  • Foldability: If you don’t have much storage space where you’re working, a stand that folds up into a compact footprint should be high on your list of requirements. Most tripod stands have folding legs and a base that can slide up the main pole for storage, while the boom arm can usually be collapsed and folded down parallel to the main stand.
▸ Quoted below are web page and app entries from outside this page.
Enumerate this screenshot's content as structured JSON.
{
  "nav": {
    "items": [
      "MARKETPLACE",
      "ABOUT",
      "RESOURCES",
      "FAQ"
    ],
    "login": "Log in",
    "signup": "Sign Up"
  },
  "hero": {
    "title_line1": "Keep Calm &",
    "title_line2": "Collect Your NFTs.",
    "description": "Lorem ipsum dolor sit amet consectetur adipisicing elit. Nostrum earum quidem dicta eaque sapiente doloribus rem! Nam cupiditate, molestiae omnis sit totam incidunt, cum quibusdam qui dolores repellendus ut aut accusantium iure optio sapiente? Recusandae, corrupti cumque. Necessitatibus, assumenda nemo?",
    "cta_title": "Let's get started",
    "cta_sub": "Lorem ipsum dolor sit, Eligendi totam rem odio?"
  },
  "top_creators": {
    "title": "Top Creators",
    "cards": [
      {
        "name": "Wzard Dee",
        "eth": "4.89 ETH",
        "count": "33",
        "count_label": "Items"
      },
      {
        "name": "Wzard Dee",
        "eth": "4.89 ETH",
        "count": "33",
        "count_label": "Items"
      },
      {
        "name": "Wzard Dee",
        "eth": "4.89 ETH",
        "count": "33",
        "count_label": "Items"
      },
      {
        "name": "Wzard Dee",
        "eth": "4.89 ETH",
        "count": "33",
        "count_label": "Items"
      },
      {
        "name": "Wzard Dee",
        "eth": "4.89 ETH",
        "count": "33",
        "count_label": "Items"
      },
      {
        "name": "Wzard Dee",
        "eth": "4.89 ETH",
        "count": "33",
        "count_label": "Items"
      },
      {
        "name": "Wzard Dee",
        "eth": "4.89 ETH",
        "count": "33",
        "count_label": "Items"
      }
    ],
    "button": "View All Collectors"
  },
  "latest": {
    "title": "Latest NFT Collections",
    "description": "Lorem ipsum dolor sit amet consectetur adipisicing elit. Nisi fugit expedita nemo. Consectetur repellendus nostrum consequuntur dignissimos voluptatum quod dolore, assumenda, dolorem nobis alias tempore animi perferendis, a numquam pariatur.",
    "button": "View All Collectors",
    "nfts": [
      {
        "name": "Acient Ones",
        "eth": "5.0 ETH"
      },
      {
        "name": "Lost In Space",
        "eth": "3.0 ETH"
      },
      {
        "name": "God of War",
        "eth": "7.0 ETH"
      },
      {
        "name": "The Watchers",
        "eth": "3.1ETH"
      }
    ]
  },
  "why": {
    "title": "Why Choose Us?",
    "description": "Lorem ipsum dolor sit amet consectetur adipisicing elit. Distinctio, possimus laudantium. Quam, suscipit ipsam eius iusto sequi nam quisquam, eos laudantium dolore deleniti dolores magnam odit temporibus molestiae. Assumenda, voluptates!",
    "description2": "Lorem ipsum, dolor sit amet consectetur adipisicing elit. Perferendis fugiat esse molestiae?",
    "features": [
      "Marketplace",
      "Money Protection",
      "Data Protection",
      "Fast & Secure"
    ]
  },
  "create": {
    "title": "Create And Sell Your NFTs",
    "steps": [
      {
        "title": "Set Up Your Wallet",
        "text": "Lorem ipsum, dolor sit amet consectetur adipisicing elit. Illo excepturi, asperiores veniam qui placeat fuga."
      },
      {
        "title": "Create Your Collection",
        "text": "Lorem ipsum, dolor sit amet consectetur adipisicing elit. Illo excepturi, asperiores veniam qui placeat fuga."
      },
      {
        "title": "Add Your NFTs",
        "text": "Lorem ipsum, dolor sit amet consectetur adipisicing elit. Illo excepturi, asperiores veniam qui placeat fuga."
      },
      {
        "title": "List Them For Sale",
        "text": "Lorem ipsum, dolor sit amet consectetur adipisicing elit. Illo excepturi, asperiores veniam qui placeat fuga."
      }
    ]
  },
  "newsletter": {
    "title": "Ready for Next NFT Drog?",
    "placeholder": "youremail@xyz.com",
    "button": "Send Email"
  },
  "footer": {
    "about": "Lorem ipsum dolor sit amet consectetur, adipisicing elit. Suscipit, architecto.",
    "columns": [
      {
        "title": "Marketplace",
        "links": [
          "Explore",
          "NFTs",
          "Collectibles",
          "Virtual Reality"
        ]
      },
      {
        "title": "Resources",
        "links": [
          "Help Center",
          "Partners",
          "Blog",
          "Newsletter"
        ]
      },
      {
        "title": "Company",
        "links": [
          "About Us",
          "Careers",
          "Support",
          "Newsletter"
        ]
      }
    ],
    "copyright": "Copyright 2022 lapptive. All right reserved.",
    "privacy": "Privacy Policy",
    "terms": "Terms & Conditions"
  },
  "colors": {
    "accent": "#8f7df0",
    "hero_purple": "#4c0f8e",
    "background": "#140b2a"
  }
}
Most round-base stands only reduce down to their minimum height for storage, although it’s possible to find some with stackable bases that don’t compromise too much on stability.

How we choose the best mic stands

Here at MusicRadar, we are experts in our field, with many years of playing, creating and product testing between us. We live and breathe everything music gear related, and we draw on this knowledge and experience of using products in live, recording and rehearsal scenarios when selecting the products for our guides.

When choosing what we believe to be the best mic stands available right now, we combine our hands-on experience, user reviews and testimonies and engage in lengthy discussions with our editorial colleagues to reach a consensus about the top products in any given category.

First and foremost, we are musicians, and we want other players to find the right product for them. So we take into careful consideration everything from budget to feature set, ease of use and durability to come up with a list of what we can safely say are the best mic stands on the market right now.

Find out more about how we test music gear and services at MusicRadar.

Dave Clews

Dave has been making music with computers since 1988 and his engineering, programming and keyboard-playing has featured on recordings by artists including George Michael, Kylie and Gary Barlow. A music technology writer since 2007, he’s Computer Music’s long-serving songwriting and music theory columnist, iCreate magazine’s resident Logic Pro expert and a regular contributor to MusicRadar and Attack Magazine. He also lectures on synthesis at Leeds Conservatoire of Music and is the author of Avid Pro Tools Basics.